aaaaaaand… a remix that releases october 24 for a rather huge artist which I’m VERY excited about!
LFC: What are the ups and downs of a career in sound engineering?
Andrew: Ups: incredible fun. The work is so rewarding. For me, the career is doing what I can’t get enough of anyway. You meet hundreds of cool people every year. Some of the people you meet are rather famous, and may even be people you grew up inspired by.
Downs: its extremely competitive and difficult work. Self-imposed neurosis levels can be pretty intense. When you are mixing a live show in front of 1200 people, or recording a band with a large reputation, or mixing a record which will be the thing that the artist and public will hear forever, the stakes can feel really high.
LFC: What advice would you offer to someone looking to get into your field?
Andrew: Get in tune with your opinions on music. Get inspired by records and sounds you love. Learn to separate what’s amateur and what’s pro. Go to shows. Meet as many people as you can. Be the nicest person you can be. Email young bands who you believe in. Impress people with your work. Take pride in your work. Take risks!
LFC: Who are the bands or artists most exciting you at the moment?
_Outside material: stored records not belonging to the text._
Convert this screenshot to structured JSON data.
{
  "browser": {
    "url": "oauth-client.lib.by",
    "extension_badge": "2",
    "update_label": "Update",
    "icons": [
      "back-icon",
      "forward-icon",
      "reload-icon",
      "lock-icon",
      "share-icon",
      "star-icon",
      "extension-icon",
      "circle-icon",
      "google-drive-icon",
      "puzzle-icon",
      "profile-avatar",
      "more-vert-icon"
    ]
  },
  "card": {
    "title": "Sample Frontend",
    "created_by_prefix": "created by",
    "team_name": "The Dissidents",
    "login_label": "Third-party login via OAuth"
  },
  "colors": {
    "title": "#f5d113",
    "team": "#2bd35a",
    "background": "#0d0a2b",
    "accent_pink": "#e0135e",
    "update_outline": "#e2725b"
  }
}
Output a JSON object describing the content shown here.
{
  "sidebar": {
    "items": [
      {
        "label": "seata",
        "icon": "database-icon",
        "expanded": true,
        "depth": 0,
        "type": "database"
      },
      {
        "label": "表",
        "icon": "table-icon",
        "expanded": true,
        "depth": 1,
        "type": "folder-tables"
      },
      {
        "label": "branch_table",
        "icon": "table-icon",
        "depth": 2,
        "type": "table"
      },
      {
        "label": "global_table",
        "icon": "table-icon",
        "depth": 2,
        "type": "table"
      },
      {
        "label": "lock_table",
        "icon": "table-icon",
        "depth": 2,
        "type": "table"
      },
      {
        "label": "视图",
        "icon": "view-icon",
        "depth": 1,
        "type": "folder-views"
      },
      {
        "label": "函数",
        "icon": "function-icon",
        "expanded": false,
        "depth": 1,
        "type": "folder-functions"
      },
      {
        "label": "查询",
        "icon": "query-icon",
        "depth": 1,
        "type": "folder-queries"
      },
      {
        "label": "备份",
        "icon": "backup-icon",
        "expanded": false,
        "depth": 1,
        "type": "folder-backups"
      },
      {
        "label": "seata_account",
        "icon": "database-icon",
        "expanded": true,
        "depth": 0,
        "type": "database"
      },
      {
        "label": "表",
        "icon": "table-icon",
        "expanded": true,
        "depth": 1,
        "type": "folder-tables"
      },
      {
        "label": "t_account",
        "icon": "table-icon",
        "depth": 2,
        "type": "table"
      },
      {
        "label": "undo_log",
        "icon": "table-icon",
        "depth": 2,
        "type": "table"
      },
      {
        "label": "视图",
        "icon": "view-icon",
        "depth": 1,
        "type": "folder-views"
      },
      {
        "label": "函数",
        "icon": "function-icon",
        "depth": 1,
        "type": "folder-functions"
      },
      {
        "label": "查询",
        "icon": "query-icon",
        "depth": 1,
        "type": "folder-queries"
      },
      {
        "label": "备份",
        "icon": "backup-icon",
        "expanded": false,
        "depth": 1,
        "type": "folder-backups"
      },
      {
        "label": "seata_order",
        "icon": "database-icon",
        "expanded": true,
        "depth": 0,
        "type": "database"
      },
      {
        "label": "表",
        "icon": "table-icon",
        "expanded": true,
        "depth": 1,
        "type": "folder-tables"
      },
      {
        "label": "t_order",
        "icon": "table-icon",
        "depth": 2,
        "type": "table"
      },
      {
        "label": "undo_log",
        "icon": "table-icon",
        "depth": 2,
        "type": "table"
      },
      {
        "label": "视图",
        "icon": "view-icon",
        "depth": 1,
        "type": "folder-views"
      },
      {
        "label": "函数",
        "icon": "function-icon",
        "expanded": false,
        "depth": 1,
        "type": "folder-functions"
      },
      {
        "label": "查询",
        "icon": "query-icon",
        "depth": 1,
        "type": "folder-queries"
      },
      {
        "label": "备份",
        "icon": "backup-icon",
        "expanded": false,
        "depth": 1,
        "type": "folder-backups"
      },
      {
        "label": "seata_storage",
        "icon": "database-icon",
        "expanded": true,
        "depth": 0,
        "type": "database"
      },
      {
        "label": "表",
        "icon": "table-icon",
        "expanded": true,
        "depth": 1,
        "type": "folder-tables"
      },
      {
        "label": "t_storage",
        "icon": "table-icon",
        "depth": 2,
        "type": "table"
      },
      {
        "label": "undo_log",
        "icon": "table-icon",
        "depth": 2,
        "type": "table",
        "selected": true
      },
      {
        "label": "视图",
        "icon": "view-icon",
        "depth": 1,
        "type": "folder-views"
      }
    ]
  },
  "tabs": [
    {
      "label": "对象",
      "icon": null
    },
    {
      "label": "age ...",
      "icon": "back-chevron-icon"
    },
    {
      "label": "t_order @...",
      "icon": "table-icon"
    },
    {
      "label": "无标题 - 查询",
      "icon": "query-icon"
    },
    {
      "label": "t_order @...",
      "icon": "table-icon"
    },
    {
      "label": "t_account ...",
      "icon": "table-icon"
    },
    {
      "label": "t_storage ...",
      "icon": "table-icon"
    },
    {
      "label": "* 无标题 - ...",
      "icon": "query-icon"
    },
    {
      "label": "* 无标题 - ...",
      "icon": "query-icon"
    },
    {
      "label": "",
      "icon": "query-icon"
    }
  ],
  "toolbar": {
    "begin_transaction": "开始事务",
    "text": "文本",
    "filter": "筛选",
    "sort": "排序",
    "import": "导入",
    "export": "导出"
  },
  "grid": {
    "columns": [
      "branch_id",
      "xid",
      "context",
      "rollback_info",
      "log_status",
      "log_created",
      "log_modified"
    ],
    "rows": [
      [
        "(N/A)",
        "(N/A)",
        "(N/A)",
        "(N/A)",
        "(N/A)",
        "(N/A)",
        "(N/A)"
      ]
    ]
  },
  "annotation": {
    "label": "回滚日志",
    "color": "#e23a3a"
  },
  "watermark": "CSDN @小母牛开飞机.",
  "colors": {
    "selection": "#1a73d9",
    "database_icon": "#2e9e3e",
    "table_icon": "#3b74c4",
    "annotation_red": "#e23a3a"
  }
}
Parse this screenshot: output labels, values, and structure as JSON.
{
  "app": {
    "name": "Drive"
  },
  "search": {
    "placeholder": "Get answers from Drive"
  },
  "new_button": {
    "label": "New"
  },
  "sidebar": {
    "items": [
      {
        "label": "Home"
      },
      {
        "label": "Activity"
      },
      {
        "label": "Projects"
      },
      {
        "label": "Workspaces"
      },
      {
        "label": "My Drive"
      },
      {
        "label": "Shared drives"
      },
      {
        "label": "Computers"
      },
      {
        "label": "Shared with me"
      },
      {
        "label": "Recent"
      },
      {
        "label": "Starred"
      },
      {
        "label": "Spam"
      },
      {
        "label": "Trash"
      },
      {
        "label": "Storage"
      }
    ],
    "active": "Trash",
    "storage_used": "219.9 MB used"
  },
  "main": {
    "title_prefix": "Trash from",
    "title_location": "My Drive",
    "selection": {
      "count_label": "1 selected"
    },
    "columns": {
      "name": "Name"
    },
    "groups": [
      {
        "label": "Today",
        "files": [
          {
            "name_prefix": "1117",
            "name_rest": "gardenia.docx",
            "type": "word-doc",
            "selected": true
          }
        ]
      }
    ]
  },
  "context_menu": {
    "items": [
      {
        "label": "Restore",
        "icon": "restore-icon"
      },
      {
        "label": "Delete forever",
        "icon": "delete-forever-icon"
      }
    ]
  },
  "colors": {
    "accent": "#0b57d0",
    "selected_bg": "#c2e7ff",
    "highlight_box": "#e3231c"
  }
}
Andrew: I recently got into Dutch Uncles’ new album Cadenza and Little Dragon’s Machine Dream. I’ve also been on an extended kick loving Dirty Projectors’ Bitte Orca and My Bloody Valentine’s Loveless. Working with bands is probably the most exciting though… feeling like you have a hand in creating something that others will learn about and discover. The Collectable Few tracks and this Princeton record I’m wrapping up fall in that category.